**Work to complete**
Gather the lines below that include the string "Your", copying each in full.
++++++++++++++++++++
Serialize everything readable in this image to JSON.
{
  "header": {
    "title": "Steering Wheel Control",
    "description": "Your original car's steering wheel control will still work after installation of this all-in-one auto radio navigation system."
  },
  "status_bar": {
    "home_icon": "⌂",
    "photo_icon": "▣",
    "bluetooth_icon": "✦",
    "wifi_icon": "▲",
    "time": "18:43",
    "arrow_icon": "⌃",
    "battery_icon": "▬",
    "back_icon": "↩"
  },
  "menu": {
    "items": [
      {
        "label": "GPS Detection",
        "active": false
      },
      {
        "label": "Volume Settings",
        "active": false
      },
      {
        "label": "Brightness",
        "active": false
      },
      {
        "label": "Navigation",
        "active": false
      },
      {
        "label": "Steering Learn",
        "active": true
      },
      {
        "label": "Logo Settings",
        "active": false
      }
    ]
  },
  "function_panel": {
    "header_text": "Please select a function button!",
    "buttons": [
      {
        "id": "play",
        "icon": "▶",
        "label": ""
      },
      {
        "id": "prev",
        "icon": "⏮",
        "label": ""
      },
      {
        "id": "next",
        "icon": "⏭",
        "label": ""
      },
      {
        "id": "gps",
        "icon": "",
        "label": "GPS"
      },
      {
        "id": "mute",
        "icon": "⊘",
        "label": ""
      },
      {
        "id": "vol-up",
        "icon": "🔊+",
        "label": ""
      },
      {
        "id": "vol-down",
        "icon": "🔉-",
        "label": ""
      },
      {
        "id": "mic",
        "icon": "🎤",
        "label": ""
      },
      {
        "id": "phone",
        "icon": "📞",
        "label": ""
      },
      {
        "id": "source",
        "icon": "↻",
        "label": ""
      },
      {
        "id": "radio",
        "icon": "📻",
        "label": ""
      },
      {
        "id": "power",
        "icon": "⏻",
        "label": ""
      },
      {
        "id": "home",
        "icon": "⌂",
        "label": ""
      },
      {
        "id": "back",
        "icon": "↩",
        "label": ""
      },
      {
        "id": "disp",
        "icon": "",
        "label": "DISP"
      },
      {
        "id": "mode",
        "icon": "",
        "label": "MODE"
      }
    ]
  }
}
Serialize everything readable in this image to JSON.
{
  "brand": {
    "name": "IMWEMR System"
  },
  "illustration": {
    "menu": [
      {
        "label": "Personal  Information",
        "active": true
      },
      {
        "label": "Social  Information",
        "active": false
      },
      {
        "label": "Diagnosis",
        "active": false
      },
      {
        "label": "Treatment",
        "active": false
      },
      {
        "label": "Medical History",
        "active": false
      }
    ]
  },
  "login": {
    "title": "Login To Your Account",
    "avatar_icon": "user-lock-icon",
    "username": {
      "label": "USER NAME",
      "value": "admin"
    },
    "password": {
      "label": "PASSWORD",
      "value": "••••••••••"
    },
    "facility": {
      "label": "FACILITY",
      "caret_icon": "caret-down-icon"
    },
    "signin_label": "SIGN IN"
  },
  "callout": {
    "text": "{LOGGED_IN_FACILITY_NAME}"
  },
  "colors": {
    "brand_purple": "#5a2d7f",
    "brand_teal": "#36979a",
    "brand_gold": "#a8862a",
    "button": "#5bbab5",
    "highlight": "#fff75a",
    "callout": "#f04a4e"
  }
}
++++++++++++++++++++
**Answer area**
    "description": "Your original car's steering wheel control will still work after installation of this all-in-one auto radio navigation system."
    "title": "Login To Your Account",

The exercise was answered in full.